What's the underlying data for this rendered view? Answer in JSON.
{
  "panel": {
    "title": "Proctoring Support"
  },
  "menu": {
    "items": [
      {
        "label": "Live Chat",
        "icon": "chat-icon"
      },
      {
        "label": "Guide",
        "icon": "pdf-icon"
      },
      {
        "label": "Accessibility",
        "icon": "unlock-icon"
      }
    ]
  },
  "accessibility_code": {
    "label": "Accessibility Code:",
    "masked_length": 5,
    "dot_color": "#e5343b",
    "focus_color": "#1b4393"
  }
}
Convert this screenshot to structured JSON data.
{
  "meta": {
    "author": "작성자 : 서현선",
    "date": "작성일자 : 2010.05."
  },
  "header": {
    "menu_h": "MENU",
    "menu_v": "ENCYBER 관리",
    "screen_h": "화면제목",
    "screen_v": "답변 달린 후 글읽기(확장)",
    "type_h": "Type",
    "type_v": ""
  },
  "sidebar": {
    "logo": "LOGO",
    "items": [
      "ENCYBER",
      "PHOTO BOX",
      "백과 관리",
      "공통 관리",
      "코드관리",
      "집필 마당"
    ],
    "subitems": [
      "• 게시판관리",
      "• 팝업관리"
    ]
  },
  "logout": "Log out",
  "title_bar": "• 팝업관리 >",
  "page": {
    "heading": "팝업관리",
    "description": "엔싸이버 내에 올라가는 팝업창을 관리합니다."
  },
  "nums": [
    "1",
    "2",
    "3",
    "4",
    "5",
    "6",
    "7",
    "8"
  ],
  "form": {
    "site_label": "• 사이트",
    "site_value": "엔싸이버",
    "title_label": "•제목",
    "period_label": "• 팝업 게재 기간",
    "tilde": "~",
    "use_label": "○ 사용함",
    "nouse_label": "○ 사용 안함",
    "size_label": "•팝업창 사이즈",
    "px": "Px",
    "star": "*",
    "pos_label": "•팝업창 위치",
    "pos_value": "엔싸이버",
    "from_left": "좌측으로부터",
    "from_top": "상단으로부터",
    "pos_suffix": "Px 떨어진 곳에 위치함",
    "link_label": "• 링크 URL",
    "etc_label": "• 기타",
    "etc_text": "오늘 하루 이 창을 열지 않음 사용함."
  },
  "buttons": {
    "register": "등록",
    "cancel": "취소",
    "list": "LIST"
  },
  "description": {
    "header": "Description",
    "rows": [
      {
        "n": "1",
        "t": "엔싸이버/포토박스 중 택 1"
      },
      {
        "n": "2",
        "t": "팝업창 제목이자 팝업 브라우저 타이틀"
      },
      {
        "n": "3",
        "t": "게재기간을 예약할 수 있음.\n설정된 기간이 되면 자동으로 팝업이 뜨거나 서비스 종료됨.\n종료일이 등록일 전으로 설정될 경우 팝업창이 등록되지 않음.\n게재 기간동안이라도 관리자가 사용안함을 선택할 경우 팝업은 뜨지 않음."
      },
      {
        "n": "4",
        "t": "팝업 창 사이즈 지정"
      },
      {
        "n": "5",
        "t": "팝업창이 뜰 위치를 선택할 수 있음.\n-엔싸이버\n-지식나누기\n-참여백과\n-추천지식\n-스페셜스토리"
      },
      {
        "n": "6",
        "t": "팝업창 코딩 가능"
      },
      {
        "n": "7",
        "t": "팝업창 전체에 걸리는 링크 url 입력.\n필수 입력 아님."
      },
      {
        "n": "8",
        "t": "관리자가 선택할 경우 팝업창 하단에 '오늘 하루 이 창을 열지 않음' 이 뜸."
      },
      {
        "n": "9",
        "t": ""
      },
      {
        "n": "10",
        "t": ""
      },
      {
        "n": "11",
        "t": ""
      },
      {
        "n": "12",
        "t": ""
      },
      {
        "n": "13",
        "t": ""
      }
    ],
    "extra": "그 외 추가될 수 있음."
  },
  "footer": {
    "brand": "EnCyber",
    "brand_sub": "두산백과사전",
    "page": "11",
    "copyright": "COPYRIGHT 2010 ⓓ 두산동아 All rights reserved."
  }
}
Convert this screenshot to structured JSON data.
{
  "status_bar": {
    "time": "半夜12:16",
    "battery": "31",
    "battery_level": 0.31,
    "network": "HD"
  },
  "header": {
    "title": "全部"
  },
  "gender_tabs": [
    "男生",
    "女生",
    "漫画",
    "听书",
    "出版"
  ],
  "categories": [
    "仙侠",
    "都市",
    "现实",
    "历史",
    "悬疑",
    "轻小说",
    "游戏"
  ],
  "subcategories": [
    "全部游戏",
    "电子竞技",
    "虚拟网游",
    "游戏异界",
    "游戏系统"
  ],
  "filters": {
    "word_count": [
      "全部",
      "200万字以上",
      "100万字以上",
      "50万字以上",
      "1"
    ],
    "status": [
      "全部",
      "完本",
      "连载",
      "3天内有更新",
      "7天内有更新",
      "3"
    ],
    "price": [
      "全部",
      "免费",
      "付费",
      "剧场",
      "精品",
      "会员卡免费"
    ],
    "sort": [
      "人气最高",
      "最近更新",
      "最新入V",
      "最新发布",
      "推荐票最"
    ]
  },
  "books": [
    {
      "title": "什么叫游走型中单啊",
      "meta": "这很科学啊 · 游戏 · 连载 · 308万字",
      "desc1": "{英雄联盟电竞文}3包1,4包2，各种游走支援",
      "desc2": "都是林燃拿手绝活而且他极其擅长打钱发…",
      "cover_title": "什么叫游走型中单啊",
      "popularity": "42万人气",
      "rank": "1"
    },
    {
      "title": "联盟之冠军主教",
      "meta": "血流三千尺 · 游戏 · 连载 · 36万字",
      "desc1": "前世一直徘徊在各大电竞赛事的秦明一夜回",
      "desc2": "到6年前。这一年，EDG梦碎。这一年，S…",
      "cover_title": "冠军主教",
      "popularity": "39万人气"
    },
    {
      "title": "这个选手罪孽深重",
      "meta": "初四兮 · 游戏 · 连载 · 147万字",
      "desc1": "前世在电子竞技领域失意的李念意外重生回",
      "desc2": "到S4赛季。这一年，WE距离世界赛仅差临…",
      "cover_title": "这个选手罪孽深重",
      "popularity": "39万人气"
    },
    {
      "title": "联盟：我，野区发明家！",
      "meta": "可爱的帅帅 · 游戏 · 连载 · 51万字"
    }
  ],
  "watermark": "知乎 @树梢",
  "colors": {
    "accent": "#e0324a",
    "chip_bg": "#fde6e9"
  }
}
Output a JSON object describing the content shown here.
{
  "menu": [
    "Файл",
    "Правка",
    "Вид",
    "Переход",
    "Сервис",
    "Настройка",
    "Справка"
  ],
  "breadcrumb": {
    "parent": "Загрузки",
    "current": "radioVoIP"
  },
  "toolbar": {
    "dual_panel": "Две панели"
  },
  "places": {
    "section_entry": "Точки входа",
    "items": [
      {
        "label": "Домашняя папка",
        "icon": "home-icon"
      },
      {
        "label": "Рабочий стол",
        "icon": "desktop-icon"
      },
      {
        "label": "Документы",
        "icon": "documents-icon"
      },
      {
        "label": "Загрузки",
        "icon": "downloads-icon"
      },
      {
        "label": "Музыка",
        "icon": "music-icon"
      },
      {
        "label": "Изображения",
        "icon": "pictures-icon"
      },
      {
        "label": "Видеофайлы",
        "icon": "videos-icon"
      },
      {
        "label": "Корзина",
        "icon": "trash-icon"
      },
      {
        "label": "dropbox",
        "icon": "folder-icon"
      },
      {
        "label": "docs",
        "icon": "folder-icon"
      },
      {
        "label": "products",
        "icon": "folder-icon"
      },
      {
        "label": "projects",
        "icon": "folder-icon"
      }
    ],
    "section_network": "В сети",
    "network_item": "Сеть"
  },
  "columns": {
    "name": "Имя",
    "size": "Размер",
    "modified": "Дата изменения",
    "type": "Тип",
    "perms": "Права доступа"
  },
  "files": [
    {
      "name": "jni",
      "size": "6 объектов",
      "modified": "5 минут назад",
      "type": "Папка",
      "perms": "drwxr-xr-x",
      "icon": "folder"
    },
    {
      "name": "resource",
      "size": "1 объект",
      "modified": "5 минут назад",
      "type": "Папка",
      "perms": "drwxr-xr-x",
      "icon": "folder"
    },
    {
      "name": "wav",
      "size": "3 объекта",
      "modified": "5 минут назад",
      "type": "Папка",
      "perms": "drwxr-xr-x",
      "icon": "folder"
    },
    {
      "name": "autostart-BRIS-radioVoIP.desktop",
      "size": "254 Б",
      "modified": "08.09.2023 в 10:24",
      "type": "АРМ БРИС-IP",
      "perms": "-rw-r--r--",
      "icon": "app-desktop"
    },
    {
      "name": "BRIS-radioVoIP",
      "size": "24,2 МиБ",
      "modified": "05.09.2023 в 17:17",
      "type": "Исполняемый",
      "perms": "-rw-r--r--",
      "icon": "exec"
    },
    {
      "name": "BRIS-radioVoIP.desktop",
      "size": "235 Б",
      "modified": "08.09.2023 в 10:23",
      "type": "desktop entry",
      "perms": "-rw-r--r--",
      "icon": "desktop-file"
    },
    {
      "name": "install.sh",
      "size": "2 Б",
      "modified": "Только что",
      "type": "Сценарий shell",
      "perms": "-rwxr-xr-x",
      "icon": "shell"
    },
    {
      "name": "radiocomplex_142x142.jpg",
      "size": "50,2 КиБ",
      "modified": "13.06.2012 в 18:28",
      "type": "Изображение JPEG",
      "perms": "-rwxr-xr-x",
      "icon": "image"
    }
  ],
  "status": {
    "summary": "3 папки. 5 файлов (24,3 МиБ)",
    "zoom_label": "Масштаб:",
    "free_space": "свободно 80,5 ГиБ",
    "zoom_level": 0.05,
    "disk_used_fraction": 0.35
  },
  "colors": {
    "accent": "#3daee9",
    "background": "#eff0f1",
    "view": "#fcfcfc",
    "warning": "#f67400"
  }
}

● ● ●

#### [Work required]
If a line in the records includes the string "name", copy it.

#### [Answer to this exercise]
    "name": "Имя",
      "name": "jni",
      "name": "resource",
      "name": "wav",
      "name": "autostart-BRIS-radioVoIP.desktop",
      "name": "BRIS-radioVoIP",
      "name": "BRIS-radioVoIP.desktop",
      "name": "install.sh",
      "name": "radiocomplex_142x142.jpg",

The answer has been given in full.